[Dataset rows for apps and sites]
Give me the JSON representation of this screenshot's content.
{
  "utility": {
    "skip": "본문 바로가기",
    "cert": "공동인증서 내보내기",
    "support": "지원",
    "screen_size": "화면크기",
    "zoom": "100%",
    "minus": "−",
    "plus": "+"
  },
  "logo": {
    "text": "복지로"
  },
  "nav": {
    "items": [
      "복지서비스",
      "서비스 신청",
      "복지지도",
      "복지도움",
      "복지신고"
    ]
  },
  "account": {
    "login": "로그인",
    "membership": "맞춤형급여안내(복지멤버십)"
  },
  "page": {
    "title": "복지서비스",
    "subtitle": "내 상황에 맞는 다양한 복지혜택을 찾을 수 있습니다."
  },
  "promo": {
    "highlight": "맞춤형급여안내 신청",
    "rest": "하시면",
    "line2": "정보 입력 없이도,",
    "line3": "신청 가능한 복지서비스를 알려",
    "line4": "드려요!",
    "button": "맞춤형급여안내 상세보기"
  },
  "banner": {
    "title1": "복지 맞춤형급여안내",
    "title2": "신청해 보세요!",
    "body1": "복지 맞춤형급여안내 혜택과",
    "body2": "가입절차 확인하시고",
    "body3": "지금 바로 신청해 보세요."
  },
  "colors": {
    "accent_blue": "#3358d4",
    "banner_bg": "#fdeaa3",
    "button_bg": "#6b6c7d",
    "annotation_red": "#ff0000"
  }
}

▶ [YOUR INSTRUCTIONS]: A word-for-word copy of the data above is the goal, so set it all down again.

▶ [PROBLEM SOLUTION]:
Give me the JSON representation of this screenshot's content.
{
  "utility": {
    "skip": "본문 바로가기",
    "cert": "공동인증서 내보내기",
    "support": "지원",
    "screen_size": "화면크기",
    "zoom": "100%",
    "minus": "−",
    "plus": "+"
  },
  "logo": {
    "text": "복지로"
  },
  "nav": {
    "items": [
      "복지서비스",
      "서비스 신청",
      "복지지도",
      "복지도움",
      "복지신고"
    ]
  },
  "account": {
    "login": "로그인",
    "membership": "맞춤형급여안내(복지멤버십)"
  },
  "page": {
    "title": "복지서비스",
    "subtitle": "내 상황에 맞는 다양한 복지혜택을 찾을 수 있습니다."
  },
  "promo": {
    "highlight": "맞춤형급여안내 신청",
    "rest": "하시면",
    "line2": "정보 입력 없이도,",
    "line3": "신청 가능한 복지서비스를 알려",
    "line4": "드려요!",
    "button": "맞춤형급여안내 상세보기"
  },
  "banner": {
    "title1": "복지 맞춤형급여안내",
    "title2": "신청해 보세요!",
    "body1": "복지 맞춤형급여안내 혜택과",
    "body2": "가입절차 확인하시고",
    "body3": "지금 바로 신청해 보세요."
  },
  "colors": {
    "accent_blue": "#3358d4",
    "banner_bg": "#fdeaa3",
    "button_bg": "#6b6c7d",
    "annotation_red": "#ff0000"
  }
}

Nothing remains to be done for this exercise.